FAQs

Why does my pet need routine blood work to continue receiving medication?

Animals that receive medications for certain conditions, such as seizures or hormone imbalances, should have periodic blood work to monitor the steady state level of the medication in the patient’s body. Failure to monitor the level may lead to sub-therapeutic dosing or over-dosage.
Other medications are heavily metabolized by the liver and excreted by the kidneys. Failure to monitor organ function while on these medications can lead to organ failure.

Why should I get my pet spayed or neutered?

Spaying or neutering you pet will help keep the number of unwanted pets out of our animal shelters and thus minimize the number of pets being euthanized every year. Many owners already acknowledge this as a serious problem, but are unaware that spaying or neutering their pet will also help prevent certain medical conditions such as prostatic disease, pyometra, mammary tumors and other forms of cancer.

What can I do about my pet's bad breath?

Bad breath is caused by plaque and tartar build-up on your pet’s teeth. A dental cleaning is required to remove the build-up, but other methods are available to control future tartar formation. Daily brushing with a veterinary toothpaste, application of an oral rinse, and use of a water additive are all ways you can help slow down tartar formation on your pet’s teeth.
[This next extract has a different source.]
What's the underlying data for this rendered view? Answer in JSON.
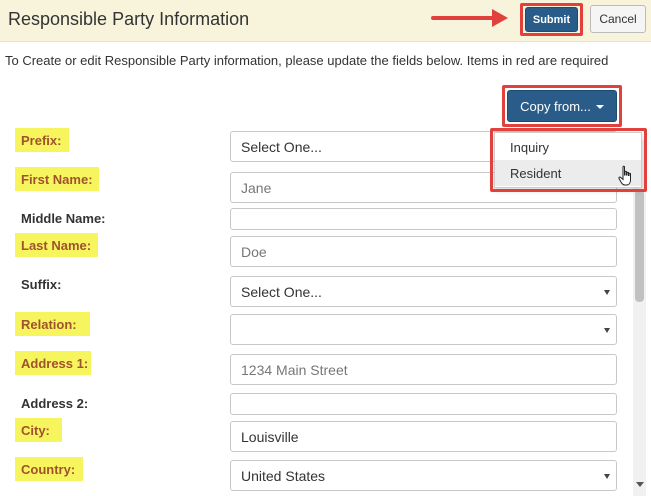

Science diet also makes a prescription diet that helps keep your pet’s teeth clean.

Is it harmful for my pet to eat table scraps?

It is not advisable to feed your pet anything other than their dog/cat food. Feeding table scraps, treats or snacks and frequently changing your pet’s diet can lead to severe cases of pancreatitis which can be fatal.

Why does my dog eat its own feces?

It is not clear why some dogs eat their own feces (coprophagia). Some popular theories include dietary deficiencies, covering of their scent and just a disgusting habit.

Dogs fed a good quality food will not suffer from any dietary deficiencies. No matter what the cause, there is a medication called Coproban you can give your dog to help eliminate coprophagia.

Why does my pet need routine vaccinations?

Vaccines are designed to prevent the transmission of disease amongst animals. Inappropriate vaccine schedules or failure to vaccinate pets can lead to increased disease transmission in our pet population. Rabies is a zoonotic disease (can be spread from animals to people) and is required by law. A rabies vaccine can only be given by a licensed veterinarian.

Questions regarding heartworm transmission, testing, prevention and treatment

Detailed information is available under the “Pet Owner Resources” tab on the American Heartworm Society website. A convenient link is located under our education tab.

Why should my pet receive pre-surgical blood work?

Pre-surgical blood work allows the veterinarian to evaluate your pet’s basic physiologic condition and to help ensure a safe anesthesia. The blood work helps determine if special precautions need to be taken with your pet, and may indicate that a procedure should be postponed until a discovered problem can be corrected. The pre-anesthetic screening is not a guarantee against complications with a procedure, but it will help determine the safest protocol for your pet.

What can I do about my pet's shedding?

It is impossible to stop all shedding, but the feeding of a prescription diet, supplementation with omega fatty acids and daily brushing will help greatly reduce the amount of hair your pet sheds.

What happens if my dog eats cat food (or cat eats dog food)?

Years ago dog foods were deficient in taurine, an essential amino acid for cats. Dogs do not require taurine in their diets, but cats that ate dog food exclusively would go blind from the lack of taurine.

Today, all dog foods contain taurine as a preventative. If a healthy pet periodically eats the wrong species food no ill effects will arise, but it is not advisable to continually allow such activity. Pets with medical conditions could suffer ill effects from eating the wrong species food.

How do I know if my pet is overweight?

Pets of ideal bodyweight should have a nice tucked up abdomen, slim waist, easily palpable last 3-4 ribs and no fat deposition over the tail head or brisket.

Why is my pet scooting or licking its rear?

The most common causes of anal irritation are full anal glands or intestinal parasites. It is advisable to see your veterinarian as there are other causes including, allergies, fleas, fecal impaction and cancer.

Should my pet be on flea prevention year round?

It is highly advisable to keep your pet on flea prevention year round. Although the incidence of fleas is lower in the winter months, we still see external parasites every month out of the year. Fleas multiply exponentially and just a few fleas on your pet can quickly turn into an infestation in your house. Many flea products also prevent ticks which can carry diseases such as Rocky Mountain Spotted Fever, Ehrlichiosis and Lyme’s disease.